Len Shackleton: Get the state out of sport
Len Shackleton is a fellow of the Institute of Economic Affairs.
The Government recently produced its response to the Culture, Media and Sport Committee’s inquiry into the governance of football. There are of course some ways in which professional football may impinge on government responsibilities – for example, the sale of broadcasting rights (which may conflict with competition law) and the notorious "football creditors rule" (by which the footballing authorities have asserted the priority of debts to other clubs over debts to the taxpayer in bankruptcy cases). But this latest intervention is focused elsewhere.
Its prime concern is with creating a new Football Association board, a plan to develop a new wide-ranging system of licensing/regulation of clubs, and with making major changes to the representative structures of the FA. It explicitly threatens to impose legislation in these areas if the football authorities fail to come up with agreement on these measures by the end of February next year.
All this may be sensible enough, and we might agree with many of the sentiments – but why on earth should the government be involved?
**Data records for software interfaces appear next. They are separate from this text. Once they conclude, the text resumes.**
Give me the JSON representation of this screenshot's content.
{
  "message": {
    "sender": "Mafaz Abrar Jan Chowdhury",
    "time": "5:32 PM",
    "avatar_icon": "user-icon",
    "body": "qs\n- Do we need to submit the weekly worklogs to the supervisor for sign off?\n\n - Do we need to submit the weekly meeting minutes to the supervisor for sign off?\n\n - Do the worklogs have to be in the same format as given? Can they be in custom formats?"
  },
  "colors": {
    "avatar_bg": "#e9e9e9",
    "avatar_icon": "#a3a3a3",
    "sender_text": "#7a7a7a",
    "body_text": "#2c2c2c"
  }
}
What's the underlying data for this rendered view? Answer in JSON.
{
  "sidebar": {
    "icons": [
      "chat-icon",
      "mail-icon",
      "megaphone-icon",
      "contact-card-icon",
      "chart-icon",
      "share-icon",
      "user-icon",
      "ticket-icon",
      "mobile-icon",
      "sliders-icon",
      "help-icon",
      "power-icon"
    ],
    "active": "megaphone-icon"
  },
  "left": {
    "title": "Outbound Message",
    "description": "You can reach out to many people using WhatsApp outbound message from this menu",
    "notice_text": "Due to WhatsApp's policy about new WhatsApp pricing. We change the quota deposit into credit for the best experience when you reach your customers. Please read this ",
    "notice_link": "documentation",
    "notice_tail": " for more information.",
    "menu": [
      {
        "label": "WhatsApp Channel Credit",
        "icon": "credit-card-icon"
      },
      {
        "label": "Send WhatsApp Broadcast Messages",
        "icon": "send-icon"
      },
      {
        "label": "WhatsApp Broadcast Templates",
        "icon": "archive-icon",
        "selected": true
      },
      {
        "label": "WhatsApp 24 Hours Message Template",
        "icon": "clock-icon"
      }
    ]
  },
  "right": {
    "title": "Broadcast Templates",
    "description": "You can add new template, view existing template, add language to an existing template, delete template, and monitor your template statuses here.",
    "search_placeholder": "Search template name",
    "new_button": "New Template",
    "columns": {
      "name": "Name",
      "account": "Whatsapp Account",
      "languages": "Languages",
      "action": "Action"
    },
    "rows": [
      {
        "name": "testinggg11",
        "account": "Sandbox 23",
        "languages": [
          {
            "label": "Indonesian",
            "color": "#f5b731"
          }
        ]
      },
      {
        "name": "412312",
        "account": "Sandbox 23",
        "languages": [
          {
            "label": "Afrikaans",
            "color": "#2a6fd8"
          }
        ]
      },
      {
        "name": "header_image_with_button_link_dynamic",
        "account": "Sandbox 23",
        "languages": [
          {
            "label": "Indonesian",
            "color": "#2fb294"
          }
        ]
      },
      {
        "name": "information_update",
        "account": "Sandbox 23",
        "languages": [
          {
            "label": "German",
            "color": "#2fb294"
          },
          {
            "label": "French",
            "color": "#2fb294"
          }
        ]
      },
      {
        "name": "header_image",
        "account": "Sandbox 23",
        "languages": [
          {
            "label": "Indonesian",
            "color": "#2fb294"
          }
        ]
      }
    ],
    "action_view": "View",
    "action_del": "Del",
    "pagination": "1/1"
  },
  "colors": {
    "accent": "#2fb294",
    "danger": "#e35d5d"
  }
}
Nowhere in the paper does the Department explain why a private activity between consenting adults, like football, should be subject to this kind of pressure from the state.
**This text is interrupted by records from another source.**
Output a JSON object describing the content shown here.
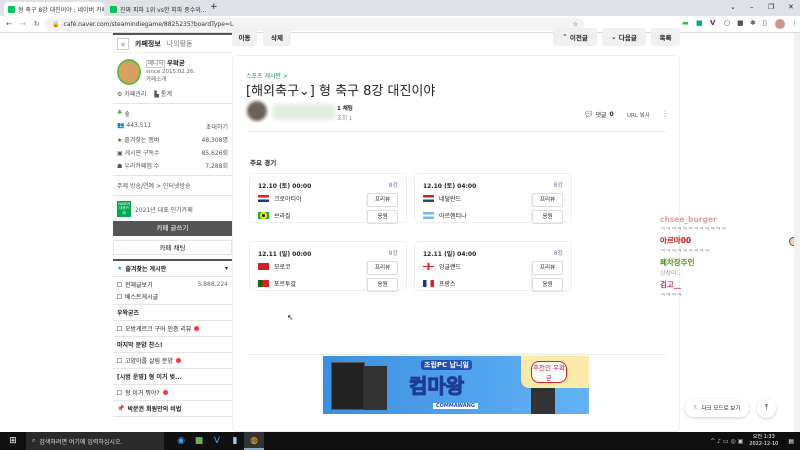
{
  "browser": {
    "tabs": [
      {
        "title": "형 축구 8강 대진이야 : 네이버 카페"
      },
      {
        "title": "진짜 피파 1위 vs한 피파 중수와..."
      }
    ],
    "new_tab": "+",
    "url": "cafe.naver.com/steamindiegame/8825235?boardType=L",
    "window_controls": [
      "⌄",
      "–",
      "❐",
      "✕"
    ]
  },
  "sidebar": {
    "tabs": [
      "카페정보",
      "나의활동"
    ],
    "manager_badge": "매니저",
    "manager": "우왁굳",
    "since": "since 2015.02.26.",
    "intro": "카페소개",
    "links": [
      "카페관리",
      "통계"
    ],
    "rank": "숲",
    "members": "443,511",
    "invite": "초대하기",
    "stats": [
      {
        "label": "즐겨찾는 멤버",
        "value": "48,308명"
      },
      {
        "label": "게시판 구독수",
        "value": "85,626회"
      },
      {
        "label": "우리카페앱 수",
        "value": "7,288회"
      }
    ],
    "topic": "주제  방송/연예 > 인터넷방송",
    "award_badge": "NAVER 대표카페",
    "award": "2021년 대표 인기카페",
    "write_button": "카페 글쓰기",
    "chat_button": "카페 채팅",
    "fav_boards": "즐겨찾는 게시판",
    "menu": [
      {
        "label": "전체글보기",
        "count": "5,888,224",
        "type": "item"
      },
      {
        "label": "베스트게시글",
        "type": "item"
      },
      {
        "label": "우왁굳즈",
        "type": "header"
      },
      {
        "label": "오방게르크 구어 인증 리뷰",
        "type": "item",
        "new": true
      },
      {
        "label": "마지막 분양 찬스!",
        "type": "header"
      },
      {
        "label": "고양이를 살림 분양",
        "type": "item",
        "new": true
      },
      {
        "label": "[시범 운영] 형 이거 벚...",
        "type": "header"
      },
      {
        "label": "형 이거 뭐야?",
        "type": "item",
        "new": true
      },
      {
        "label": "박문권 회원만의 비법",
        "type": "header"
      }
    ]
  },
  "toolbar": {
    "move": "이동",
    "delete": "삭제",
    "prev": "이전글",
    "next": "다음글",
    "list": "목록"
  },
  "article": {
    "board": "스포츠 게시판 >",
    "title": "[해외축구⌄] 형 축구 8강 대진이야",
    "author_level": "1 채팅",
    "views": "조회 1",
    "comments_label": "댓글",
    "comments_count": "0",
    "url_copy": "URL 복사",
    "section": "주요 경기"
  },
  "matches": [
    {
      "datetime": "12.10 (토) 00:00",
      "round": "8강",
      "teams": [
        "크로아티아",
        "브라질"
      ],
      "buttons": [
        "프리뷰",
        "응원"
      ]
    },
    {
      "datetime": "12.10 (토) 04:00",
      "round": "8강",
      "teams": [
        "네덜란드",
        "아르헨티나"
      ],
      "buttons": [
        "프리뷰",
        "응원"
      ]
    },
    {
      "datetime": "12.11 (일) 00:00",
      "round": "8강",
      "teams": [
        "모로코",
        "포르투갈"
      ],
      "buttons": [
        "프리뷰",
        "응원"
      ]
    },
    {
      "datetime": "12.11 (일) 04:00",
      "round": "8강",
      "teams": [
        "잉글랜드",
        "프랑스"
      ],
      "buttons": [
        "프리뷰",
        "응원"
      ]
    }
  ],
  "banner": {
    "line1": "조립PC 납니일",
    "line2": "컴마왕",
    "badge": "추천인 우왁굳",
    "brand": "COMMAWANG"
  },
  "chat": [
    {
      "user": "chsee_burger",
      "msg": "ㅋㅋㅋㅋㅋㅋㅋㅋㅋㅋㅋㅋ",
      "color": "#e0a0a0"
    },
    {
      "user": "아르마00",
      "msg": "ㅋㅋㅋㅋㅋㅋㅋㅋㅋ",
      "color": "#cc1111"
    },
    {
      "user": "페차장주인",
      "msg": "상성이...",
      "color": "#558b22"
    },
    {
      "user": "검고__",
      "msg": "ㅋㅋㅋㅋ",
      "color": "#c0306a"
    }
  ],
  "dark_mode": "다크 모드로 보기",
  "taskbar": {
    "search": "검색하려면 여기에 입력하십시오.",
    "time": "오전 1:33",
    "date": "2022-12-10"
  }
}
One can only assume that the laddish interest in football begun under Tony Blair endures under the Coalition. You’d think they had better things to do. It’s not as if there is public money involved.
The same cannot be said for some other interventions, however. The hyperactive Sports Minister (Hugh Robertson MP), was also busy last week demanding an inquiry into Rugby Union in the aftermath of the disastrous World Cup. This has been an obsession for quite a while. Admittedly the Rugby Football Union senior management has been in a mess for some time, and Robertson called in the Acting RFU Chairman in August to demand changes. In this case he had some ostensible justification as the government is planning to underwrite the cost of the 2015 World Cup to the extent of £25 million. But while there is obviously a cause for concern if we are entrusting public money to an organisation which resembles a headless chicken, surely a prior question is: why does rugby need public money anyway?
This brings us onto the subject of the Olympics, which are officially going to cost us over £10 billion, though the real cost is likely be even higher. Academic research suggests that these mega-events, while hugely enjoyable, always cost more than expected and bring few, if any, lasting benefits to the host country.
Robertson has been active on this front as well in the last couple of weeks. The planned sale of the Olympic stadium to West Ham United (predicated incidentally on a huge injection of money from one of the country’s poorest boroughs) has collapsed, and Plan B will now see the government being a permanent landlord to West Ham or Tottenham Hotspur. As Mr Robertson puts it" “the Government is committed to securing a legacy from the Olympic stadium, and wants to see it reopening in 2014”. No doubt one or other of these clubs, whose management and employees earn millions a year, will receive a handsome public subsidy in order to meet this deadline. They will be repeating the example of current Premiership leaders and big spenders Manchester City, whose excellent ground was a present from taxpayers following the Commonwealth games a few years back.
How did we get into this situation? Was there ever an election fought on the need to get the government involved in sport? If so I must have missed it.